*** EXCERPTED RECORDS Section Begins ***

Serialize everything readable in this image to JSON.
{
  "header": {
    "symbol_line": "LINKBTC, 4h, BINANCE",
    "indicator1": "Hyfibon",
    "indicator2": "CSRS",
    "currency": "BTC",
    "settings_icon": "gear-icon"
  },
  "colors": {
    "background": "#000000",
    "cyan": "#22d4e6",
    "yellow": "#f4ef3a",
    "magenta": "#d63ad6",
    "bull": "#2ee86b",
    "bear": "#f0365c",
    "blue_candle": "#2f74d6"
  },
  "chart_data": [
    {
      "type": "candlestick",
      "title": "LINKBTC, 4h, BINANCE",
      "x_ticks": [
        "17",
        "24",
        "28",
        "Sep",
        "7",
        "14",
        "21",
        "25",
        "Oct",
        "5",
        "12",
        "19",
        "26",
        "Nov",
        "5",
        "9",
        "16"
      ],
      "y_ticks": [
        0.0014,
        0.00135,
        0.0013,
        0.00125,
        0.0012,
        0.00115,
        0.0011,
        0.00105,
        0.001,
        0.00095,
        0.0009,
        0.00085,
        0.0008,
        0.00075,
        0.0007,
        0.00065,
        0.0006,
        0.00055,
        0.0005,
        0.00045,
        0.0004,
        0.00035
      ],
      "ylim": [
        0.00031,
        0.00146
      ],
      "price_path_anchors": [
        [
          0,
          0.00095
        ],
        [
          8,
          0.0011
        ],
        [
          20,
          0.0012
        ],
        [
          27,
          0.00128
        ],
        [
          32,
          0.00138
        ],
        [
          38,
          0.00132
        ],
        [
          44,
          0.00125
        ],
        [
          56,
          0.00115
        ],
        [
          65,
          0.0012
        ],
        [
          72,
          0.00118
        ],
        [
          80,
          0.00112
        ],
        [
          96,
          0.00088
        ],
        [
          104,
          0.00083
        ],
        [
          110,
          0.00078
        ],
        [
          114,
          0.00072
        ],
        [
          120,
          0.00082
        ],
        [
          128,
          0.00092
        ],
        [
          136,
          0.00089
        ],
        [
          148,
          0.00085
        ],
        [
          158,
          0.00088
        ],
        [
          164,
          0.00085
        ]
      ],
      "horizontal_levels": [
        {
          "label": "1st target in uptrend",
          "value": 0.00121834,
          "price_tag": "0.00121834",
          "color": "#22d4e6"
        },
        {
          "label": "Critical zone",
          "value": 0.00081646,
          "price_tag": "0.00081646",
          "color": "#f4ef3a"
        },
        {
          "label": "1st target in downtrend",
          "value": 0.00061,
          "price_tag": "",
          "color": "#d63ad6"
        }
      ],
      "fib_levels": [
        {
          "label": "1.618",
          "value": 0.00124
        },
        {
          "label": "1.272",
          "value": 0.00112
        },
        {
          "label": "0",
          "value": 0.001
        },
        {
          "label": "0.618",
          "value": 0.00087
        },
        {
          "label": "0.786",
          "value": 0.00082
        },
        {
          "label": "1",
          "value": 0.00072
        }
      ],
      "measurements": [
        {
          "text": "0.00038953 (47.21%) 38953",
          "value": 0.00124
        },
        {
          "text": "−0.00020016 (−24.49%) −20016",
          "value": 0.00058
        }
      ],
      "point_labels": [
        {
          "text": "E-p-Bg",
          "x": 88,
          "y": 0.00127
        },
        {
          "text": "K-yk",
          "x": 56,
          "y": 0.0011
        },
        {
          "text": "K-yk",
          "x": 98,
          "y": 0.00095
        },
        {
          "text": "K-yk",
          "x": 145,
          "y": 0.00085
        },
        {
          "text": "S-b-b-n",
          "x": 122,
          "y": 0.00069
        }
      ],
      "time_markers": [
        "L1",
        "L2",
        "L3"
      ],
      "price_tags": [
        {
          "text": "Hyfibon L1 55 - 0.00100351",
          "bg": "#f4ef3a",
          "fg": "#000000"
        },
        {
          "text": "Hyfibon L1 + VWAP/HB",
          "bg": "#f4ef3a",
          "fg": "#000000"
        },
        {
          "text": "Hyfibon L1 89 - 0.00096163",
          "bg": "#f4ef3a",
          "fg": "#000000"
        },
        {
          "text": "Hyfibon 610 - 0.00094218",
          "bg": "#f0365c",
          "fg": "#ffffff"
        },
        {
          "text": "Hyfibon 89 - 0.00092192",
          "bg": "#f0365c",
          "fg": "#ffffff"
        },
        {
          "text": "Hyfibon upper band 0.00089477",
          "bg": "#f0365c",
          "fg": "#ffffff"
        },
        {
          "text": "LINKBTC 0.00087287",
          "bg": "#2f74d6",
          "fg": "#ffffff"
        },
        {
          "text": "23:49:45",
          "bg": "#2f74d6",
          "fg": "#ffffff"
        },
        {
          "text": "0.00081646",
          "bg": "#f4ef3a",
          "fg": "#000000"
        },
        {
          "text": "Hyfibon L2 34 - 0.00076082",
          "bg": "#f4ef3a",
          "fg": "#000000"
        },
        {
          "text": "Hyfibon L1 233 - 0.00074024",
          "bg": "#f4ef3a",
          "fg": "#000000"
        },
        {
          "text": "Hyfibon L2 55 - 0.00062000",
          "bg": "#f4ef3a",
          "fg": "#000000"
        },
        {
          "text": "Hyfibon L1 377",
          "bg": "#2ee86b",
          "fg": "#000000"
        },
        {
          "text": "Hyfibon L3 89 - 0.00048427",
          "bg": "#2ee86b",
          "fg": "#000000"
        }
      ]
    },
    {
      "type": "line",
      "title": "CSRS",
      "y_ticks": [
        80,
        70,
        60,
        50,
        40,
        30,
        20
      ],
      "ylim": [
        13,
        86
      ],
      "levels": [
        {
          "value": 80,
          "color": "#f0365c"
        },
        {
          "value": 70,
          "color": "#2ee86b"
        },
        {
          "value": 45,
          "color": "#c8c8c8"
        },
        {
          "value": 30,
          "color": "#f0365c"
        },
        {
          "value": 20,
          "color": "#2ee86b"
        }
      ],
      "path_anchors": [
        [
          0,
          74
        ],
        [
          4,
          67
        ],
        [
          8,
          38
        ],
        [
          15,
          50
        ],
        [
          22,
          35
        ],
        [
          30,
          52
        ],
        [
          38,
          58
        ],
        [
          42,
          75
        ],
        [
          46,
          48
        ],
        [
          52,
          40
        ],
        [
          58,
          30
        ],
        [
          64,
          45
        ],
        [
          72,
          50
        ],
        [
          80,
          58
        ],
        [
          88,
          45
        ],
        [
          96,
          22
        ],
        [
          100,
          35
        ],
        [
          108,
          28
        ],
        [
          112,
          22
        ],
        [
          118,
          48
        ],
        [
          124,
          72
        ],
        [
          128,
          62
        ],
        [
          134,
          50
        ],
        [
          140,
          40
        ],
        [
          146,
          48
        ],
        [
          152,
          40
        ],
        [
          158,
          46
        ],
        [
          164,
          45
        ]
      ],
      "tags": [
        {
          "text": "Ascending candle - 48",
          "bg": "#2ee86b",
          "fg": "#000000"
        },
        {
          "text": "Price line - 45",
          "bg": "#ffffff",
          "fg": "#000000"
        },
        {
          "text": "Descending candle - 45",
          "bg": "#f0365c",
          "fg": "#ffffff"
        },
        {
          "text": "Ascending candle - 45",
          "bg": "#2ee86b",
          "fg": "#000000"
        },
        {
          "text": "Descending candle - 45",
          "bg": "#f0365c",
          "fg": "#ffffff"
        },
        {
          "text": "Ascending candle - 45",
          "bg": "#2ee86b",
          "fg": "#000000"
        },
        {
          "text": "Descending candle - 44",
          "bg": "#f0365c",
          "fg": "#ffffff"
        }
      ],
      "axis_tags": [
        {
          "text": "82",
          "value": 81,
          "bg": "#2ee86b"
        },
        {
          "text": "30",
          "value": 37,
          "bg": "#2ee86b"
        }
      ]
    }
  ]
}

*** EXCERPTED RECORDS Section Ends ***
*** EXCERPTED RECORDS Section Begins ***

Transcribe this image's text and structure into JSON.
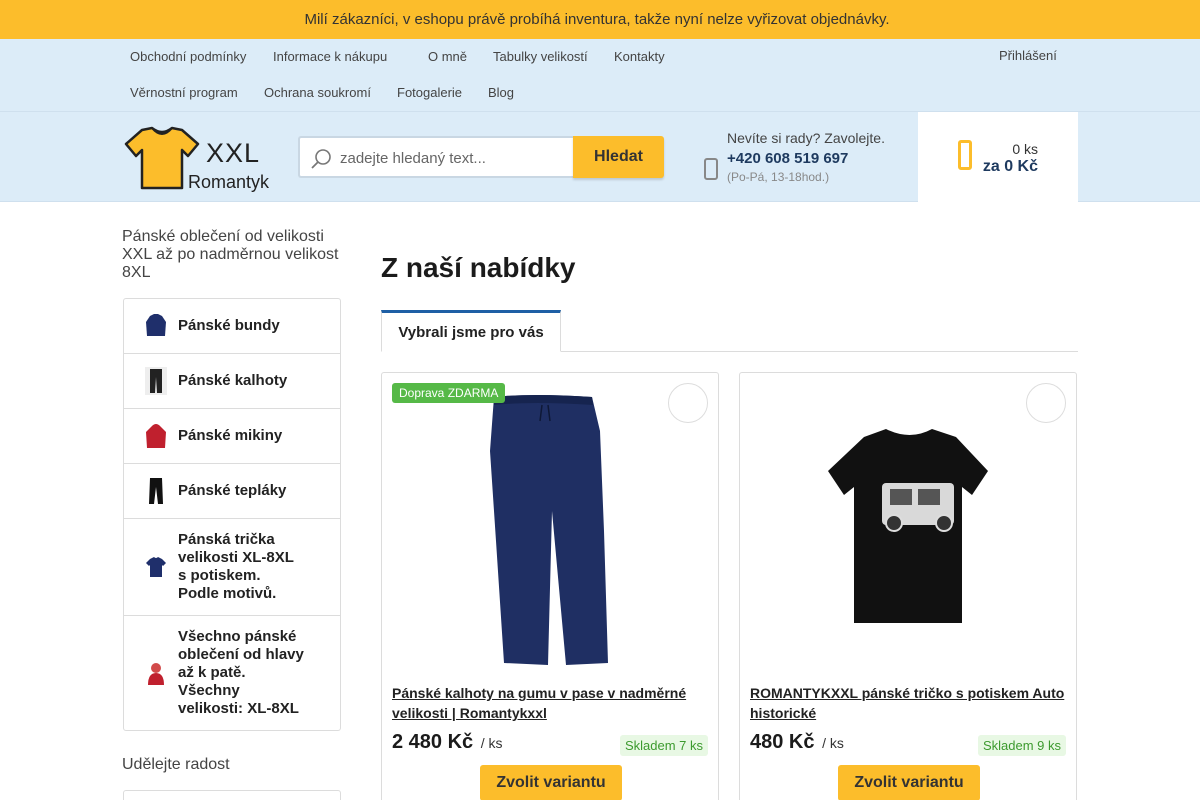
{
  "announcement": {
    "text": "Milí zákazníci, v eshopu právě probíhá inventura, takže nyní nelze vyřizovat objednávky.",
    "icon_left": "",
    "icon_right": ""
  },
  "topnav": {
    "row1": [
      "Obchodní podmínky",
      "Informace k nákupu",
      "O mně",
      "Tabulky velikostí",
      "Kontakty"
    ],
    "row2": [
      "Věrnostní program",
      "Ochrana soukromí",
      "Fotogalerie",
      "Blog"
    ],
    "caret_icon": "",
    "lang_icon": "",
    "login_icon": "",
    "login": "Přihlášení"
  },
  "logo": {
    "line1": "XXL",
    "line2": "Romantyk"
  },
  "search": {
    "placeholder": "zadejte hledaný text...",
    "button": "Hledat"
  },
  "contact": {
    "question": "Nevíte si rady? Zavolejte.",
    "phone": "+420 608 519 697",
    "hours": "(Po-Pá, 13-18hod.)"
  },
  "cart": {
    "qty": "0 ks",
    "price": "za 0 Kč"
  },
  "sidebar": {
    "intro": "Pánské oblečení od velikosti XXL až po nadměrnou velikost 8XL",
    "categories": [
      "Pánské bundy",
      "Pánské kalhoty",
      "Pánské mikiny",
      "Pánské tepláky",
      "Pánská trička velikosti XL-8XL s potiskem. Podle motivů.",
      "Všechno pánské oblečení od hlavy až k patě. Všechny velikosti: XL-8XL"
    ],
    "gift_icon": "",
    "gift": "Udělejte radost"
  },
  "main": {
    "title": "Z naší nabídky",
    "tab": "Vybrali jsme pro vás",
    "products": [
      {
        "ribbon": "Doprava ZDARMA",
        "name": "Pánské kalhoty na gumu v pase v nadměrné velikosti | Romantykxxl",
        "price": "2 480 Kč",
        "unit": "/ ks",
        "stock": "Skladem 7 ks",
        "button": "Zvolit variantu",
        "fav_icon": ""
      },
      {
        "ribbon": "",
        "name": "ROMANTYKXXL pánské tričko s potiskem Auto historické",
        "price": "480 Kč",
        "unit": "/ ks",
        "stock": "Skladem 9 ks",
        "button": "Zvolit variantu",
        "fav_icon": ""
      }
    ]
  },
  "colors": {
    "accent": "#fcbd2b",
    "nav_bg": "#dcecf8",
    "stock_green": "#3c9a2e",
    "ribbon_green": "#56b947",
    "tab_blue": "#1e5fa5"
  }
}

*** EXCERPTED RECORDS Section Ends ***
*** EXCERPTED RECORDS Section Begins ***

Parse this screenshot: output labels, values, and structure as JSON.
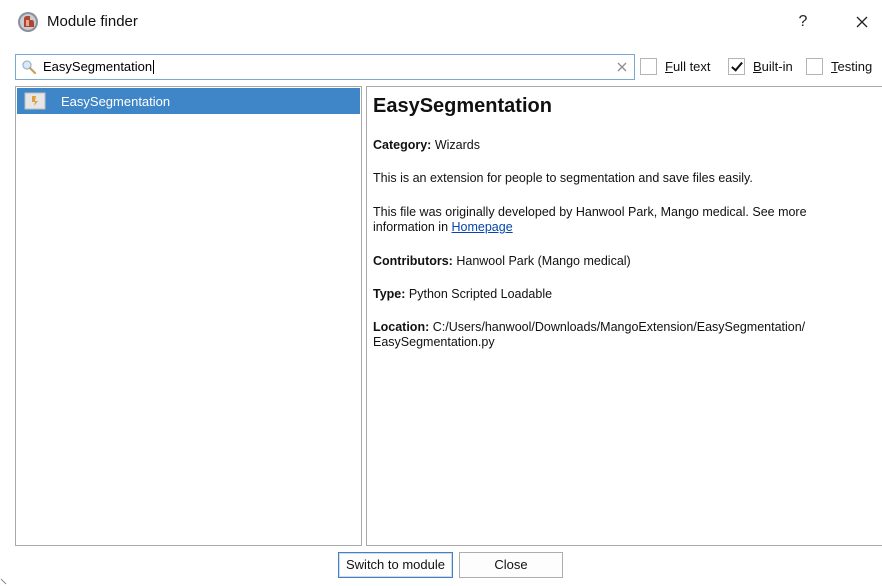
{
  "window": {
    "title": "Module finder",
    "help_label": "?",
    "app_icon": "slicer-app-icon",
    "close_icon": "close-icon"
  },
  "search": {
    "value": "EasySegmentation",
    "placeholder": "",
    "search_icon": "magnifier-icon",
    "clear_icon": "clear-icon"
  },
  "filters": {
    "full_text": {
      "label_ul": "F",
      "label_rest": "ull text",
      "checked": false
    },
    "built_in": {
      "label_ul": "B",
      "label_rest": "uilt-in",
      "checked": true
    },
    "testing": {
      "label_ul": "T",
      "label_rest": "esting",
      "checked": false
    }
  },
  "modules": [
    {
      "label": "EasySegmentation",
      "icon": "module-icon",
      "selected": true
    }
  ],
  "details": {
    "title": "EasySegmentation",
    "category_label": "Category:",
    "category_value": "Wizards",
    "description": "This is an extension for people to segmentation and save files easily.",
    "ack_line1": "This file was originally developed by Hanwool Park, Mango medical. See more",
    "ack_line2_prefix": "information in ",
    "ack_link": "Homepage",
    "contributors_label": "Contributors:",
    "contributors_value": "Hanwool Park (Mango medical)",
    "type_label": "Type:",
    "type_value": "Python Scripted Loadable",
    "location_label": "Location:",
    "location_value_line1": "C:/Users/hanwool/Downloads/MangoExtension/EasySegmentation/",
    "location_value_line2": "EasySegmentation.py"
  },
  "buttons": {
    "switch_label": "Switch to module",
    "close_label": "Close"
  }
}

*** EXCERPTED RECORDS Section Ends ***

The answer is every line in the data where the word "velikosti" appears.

    "intro": "Pánské oblečení od velikosti XXL až po nadměrnou velikost 8XL",
      "Pánská trička velikosti XL-8XL s potiskem. Podle motivů.",
      "Všechno pánské oblečení od hlavy až k patě. Všechny velikosti: XL-8XL"
        "name": "Pánské kalhoty na gumu v pase v nadměrné velikosti | Romantykxxl",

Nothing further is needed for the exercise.